# What is being asked
Once you have read the records below, print them again exactly as they stand.

::: Data :::

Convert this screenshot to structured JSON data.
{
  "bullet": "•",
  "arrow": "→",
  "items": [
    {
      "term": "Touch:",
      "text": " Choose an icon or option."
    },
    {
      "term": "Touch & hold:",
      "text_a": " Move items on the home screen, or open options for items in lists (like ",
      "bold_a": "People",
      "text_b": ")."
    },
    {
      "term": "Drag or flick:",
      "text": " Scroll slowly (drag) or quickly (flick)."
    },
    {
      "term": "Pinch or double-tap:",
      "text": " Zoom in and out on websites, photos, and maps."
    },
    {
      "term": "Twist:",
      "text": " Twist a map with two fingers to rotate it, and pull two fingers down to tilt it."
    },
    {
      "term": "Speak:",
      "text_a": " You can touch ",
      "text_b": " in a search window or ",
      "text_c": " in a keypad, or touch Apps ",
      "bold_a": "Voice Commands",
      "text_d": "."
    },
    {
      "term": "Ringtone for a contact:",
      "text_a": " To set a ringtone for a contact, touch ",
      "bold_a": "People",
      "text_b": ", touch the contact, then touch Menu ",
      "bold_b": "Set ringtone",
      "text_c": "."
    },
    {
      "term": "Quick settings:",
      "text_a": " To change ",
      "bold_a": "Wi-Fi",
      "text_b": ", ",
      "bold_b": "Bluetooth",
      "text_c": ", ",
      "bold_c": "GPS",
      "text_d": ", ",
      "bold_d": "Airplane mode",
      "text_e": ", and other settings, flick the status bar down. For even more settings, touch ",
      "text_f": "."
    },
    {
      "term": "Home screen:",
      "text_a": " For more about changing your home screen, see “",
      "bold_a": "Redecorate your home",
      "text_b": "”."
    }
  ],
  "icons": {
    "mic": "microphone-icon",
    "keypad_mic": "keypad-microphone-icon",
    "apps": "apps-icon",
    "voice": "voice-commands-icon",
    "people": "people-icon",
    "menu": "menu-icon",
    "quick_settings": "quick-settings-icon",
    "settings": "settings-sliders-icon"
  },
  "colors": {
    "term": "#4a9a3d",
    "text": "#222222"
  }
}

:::

# Solution to this exercise
Convert this screenshot to structured JSON data.
{
  "bullet": "•",
  "arrow": "→",
  "items": [
    {
      "term": "Touch:",
      "text": " Choose an icon or option."
    },
    {
      "term": "Touch & hold:",
      "text_a": " Move items on the home screen, or open options for items in lists (like ",
      "bold_a": "People",
      "text_b": ")."
    },
    {
      "term": "Drag or flick:",
      "text": " Scroll slowly (drag) or quickly (flick)."
    },
    {
      "term": "Pinch or double-tap:",
      "text": " Zoom in and out on websites, photos, and maps."
    },
    {
      "term": "Twist:",
      "text": " Twist a map with two fingers to rotate it, and pull two fingers down to tilt it."
    },
    {
      "term": "Speak:",
      "text_a": " You can touch ",
      "text_b": " in a search window or ",
      "text_c": " in a keypad, or touch Apps ",
      "bold_a": "Voice Commands",
      "text_d": "."
    },
    {
      "term": "Ringtone for a contact:",
      "text_a": " To set a ringtone for a contact, touch ",
      "bold_a": "People",
      "text_b": ", touch the contact, then touch Menu ",
      "bold_b": "Set ringtone",
      "text_c": "."
    },
    {
      "term": "Quick settings:",
      "text_a": " To change ",
      "bold_a": "Wi-Fi",
      "text_b": ", ",
      "bold_b": "Bluetooth",
      "text_c": ", ",
      "bold_c": "GPS",
      "text_d": ", ",
      "bold_d": "Airplane mode",
      "text_e": ", and other settings, flick the status bar down. For even more settings, touch ",
      "text_f": "."
    },
    {
      "term": "Home screen:",
      "text_a": " For more about changing your home screen, see “",
      "bold_a": "Redecorate your home",
      "text_b": "”."
    }
  ],
  "icons": {
    "mic": "microphone-icon",
    "keypad_mic": "keypad-microphone-icon",
    "apps": "apps-icon",
    "voice": "voice-commands-icon",
    "people": "people-icon",
    "menu": "menu-icon",
    "quick_settings": "quick-settings-icon",
    "settings": "settings-sliders-icon"
  },
  "colors": {
    "term": "#4a9a3d",
    "text": "#222222"
  }
}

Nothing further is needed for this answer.